When her children got older, Hopping began touring area schools, teaching pioneer skills and crafts.
They churned butter in class, they made candles in class, they made log cabins out of pretzels, Raymond Hopping recalled. They said the week we came, attendance went up. You can't have a better compliment than that.
In the mid-1970s, Hopping began work on a compendium of farm knowledge, a project that eventually filled 1,000 single-spaced typed pages. She was the popular star for five years of a cooking show on Medford television station KOBI.
In 1987, Con Sellers, the late literary agent and teacher, recommended Hopping to a publisher seeking a cookbook writer. The was the start of a long and profitable relationship with Villard Books.
Hopping's books ranged the seasons and included volumes focusing on Christmas, Mother's Day, summer, autumn and winter, as in her last work, The Pioneer Lady's Hearty Winter Cookbook.
In a published article about her passing:
Posted Nov. 16, 1998 at 2:00 AM
Cookbook author Jane Hopping dies after long illness
Jane Watson Hopping, the calico-clad cookbook author known as the Pioneer Lady to Rogue Valley schoolchildren and readers nationwide, has died.
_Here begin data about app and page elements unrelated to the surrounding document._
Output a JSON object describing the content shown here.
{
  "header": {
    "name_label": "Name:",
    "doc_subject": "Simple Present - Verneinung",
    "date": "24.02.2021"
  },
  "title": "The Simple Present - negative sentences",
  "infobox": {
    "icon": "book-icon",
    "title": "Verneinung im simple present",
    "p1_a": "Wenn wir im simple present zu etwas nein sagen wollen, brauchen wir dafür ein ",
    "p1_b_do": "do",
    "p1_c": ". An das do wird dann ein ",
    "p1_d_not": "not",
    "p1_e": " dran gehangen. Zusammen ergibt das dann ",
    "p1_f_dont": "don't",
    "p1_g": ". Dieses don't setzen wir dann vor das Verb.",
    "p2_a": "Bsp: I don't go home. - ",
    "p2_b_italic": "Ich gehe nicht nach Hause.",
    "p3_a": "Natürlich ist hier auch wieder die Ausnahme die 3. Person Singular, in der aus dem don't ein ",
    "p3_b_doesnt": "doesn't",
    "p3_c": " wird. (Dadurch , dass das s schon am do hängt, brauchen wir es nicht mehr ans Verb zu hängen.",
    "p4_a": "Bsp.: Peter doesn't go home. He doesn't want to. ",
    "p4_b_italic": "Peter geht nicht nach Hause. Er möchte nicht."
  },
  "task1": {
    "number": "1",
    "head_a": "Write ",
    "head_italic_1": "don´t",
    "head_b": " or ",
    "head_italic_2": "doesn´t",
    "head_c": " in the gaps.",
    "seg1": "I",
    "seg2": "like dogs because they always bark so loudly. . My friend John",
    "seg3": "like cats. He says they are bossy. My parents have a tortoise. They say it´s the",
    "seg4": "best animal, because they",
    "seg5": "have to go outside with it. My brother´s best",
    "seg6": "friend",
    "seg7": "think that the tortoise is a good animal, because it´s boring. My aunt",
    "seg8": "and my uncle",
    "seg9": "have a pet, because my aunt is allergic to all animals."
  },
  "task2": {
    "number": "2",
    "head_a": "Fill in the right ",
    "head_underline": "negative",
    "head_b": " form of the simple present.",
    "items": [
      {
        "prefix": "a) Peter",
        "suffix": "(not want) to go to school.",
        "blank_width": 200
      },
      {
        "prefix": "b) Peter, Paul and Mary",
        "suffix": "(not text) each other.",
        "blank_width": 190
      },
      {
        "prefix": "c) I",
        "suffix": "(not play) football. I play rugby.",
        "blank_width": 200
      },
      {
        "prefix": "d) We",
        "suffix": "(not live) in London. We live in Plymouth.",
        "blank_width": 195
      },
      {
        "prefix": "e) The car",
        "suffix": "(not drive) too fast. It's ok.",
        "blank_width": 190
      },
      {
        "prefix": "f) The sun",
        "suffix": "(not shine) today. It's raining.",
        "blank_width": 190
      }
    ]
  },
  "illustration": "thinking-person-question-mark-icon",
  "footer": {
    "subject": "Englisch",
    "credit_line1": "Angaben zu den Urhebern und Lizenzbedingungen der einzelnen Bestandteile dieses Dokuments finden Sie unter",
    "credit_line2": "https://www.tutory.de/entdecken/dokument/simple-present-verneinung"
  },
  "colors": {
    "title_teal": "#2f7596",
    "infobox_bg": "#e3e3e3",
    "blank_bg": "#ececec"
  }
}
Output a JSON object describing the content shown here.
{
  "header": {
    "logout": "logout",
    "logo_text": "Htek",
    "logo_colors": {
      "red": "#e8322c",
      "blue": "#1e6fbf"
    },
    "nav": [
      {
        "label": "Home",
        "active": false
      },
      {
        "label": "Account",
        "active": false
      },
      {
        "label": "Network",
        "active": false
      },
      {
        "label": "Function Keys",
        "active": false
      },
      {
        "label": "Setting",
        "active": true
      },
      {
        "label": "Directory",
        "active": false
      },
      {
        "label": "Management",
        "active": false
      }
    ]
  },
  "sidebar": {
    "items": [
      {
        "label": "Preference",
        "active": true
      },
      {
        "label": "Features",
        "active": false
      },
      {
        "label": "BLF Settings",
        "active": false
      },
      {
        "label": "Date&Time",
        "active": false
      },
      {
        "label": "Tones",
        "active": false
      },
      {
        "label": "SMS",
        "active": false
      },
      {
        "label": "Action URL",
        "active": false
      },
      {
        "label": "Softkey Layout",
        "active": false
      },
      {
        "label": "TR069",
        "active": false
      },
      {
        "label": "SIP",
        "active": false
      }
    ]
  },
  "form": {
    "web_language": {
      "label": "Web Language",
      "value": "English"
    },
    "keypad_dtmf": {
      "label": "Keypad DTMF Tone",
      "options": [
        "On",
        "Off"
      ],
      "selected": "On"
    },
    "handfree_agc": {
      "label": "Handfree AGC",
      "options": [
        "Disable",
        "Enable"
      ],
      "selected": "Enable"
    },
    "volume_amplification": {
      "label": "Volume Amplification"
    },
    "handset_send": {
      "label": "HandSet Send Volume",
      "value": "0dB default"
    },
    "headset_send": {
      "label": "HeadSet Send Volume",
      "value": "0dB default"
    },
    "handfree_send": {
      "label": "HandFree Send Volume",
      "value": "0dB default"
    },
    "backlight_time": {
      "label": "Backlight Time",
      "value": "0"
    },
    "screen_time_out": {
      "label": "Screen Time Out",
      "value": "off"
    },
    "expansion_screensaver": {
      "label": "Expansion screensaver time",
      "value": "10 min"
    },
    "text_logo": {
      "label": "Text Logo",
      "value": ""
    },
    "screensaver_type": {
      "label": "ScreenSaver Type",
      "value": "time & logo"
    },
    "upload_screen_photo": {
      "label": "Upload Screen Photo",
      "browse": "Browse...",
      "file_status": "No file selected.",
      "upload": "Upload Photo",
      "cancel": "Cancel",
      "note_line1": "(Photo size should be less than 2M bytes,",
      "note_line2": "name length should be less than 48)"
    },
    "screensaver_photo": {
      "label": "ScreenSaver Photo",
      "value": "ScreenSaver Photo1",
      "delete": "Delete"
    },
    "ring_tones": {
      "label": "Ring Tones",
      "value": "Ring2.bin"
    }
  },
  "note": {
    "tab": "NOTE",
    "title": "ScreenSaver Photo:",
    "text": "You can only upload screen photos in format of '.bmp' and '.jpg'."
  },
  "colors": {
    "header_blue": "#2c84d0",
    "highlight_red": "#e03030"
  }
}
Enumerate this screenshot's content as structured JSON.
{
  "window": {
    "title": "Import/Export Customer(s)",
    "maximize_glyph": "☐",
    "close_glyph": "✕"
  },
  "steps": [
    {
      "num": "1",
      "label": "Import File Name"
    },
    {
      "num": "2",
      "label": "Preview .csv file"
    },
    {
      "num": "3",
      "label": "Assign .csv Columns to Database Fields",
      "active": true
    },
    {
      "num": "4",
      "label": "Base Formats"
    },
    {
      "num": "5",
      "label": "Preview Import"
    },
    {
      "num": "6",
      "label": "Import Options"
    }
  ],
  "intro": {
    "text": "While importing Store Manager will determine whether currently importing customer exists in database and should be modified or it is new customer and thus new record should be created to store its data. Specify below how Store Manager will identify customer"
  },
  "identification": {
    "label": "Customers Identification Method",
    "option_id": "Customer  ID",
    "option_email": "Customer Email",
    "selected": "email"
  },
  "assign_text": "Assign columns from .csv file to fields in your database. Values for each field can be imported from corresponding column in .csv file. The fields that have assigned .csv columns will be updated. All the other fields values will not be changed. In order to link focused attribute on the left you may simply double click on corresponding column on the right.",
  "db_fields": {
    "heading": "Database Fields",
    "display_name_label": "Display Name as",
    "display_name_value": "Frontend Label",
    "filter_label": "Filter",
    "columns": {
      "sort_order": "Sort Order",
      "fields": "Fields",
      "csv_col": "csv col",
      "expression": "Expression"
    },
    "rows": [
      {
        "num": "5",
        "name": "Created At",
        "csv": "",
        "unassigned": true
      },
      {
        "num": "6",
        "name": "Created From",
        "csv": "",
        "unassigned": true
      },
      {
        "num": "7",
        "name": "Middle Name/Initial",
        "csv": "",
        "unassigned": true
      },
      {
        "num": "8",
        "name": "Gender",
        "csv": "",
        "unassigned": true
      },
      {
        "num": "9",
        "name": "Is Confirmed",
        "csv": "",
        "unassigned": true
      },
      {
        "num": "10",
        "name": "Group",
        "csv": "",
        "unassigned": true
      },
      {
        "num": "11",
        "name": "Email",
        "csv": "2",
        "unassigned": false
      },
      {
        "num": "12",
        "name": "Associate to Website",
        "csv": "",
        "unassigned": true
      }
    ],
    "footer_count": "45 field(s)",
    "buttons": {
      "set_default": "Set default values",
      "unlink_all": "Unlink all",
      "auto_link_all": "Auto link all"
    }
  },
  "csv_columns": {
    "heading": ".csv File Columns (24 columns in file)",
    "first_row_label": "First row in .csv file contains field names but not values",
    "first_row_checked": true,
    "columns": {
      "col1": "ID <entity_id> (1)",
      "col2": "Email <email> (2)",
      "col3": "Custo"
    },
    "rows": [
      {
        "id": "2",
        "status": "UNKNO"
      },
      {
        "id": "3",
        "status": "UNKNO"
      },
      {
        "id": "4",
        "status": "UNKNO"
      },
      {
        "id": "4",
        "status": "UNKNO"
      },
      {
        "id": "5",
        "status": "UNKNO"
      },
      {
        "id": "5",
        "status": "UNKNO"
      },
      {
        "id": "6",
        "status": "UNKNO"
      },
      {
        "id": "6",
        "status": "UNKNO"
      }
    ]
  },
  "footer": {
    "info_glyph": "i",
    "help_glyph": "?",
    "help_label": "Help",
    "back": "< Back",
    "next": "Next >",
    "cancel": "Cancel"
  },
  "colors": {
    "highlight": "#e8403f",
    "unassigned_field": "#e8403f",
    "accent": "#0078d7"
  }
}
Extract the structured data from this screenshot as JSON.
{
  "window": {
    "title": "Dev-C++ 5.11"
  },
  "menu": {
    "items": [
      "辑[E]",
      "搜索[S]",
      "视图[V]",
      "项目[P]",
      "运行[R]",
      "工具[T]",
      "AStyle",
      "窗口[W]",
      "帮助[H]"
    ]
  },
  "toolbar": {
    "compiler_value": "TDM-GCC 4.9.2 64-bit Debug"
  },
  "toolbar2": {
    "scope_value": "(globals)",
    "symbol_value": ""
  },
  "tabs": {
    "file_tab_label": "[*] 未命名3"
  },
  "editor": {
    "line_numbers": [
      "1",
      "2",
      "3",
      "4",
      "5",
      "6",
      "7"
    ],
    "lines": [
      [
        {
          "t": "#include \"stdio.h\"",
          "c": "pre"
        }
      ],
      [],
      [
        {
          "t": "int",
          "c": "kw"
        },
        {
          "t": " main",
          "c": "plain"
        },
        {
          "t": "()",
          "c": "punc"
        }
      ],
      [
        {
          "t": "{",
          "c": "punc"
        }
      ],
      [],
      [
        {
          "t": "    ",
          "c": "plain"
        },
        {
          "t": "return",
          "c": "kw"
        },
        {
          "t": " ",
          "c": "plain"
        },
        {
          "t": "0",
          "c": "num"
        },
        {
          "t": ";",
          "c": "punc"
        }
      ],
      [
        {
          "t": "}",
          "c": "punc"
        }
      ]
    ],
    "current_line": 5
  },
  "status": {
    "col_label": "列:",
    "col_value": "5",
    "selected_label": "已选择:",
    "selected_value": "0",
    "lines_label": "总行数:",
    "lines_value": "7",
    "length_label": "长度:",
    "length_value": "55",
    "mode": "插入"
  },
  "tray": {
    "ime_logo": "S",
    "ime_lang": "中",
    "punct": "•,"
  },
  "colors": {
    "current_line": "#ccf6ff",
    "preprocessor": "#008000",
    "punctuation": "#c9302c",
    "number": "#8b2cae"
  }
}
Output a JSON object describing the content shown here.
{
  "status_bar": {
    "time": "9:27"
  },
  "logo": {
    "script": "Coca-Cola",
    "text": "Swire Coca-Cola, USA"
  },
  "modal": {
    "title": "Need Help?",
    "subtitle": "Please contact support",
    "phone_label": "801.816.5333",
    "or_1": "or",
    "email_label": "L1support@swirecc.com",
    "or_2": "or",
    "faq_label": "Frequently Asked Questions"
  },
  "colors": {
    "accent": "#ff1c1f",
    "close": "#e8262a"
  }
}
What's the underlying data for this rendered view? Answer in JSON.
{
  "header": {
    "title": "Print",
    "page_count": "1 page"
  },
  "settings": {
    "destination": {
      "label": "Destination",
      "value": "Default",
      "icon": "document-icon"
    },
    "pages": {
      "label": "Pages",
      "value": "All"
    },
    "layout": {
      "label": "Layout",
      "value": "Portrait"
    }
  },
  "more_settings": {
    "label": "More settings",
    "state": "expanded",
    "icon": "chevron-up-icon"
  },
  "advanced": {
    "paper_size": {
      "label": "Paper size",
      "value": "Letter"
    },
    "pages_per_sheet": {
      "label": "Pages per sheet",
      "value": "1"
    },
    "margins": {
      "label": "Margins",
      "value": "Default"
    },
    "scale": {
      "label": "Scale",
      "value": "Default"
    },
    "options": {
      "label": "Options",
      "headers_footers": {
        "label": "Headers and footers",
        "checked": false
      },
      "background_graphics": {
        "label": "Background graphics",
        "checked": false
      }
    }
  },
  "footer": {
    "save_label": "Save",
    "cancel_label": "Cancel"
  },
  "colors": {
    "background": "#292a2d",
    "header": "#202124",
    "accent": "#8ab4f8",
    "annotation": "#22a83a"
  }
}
She was 69.
Hopping died Saturday in a local nursing home following complications of diabetes and Alzheimer's disease. A diabetic for 30 years, she had been seriously ill since about 1993, her husband, Raymond Hopping, said Sunday.
Service plans are pending.
Until about two months ago, Hopping was still living in the couple's Gold Hill home, where she and her husband were compiling notes for a cookbook about the Depression era. It would have been Hopping's eighth book.
I will miss her sense of humor, said Al Reiss, a former Mail Tribune entertainment writer and Hopping's longtime friend. She did `Good Morning America' and `Live with Regis and Kathie Lee.' She upstaged Regis on his own show.
Reiss, who wrote several poems that appeared in Hopping's books, said he'll remember their warm collaboration.
I'll miss working with her and seeing them and going to their home and just having an old-fashioned lunch, Reiss said.
All of Hopping's published books are out of print, but Raymond Hopping said he hopes to pursue softcover publication of the works his wife cherished.
Besides, he adds, Hopping's agent has fielded a few inquiries about a completed but unpublished book, The Good Old Golden Rules Day Cookbook.
Maybe that book will be the one to start it all again, he said. She wouldn't be the first author that was recognized after she was gone.
In addition to her husband, Hopping is survived by a daughter, Colleen Maddox of Ashland, a son, Randy Hopping of Pasco, Wash., and a granddaughter.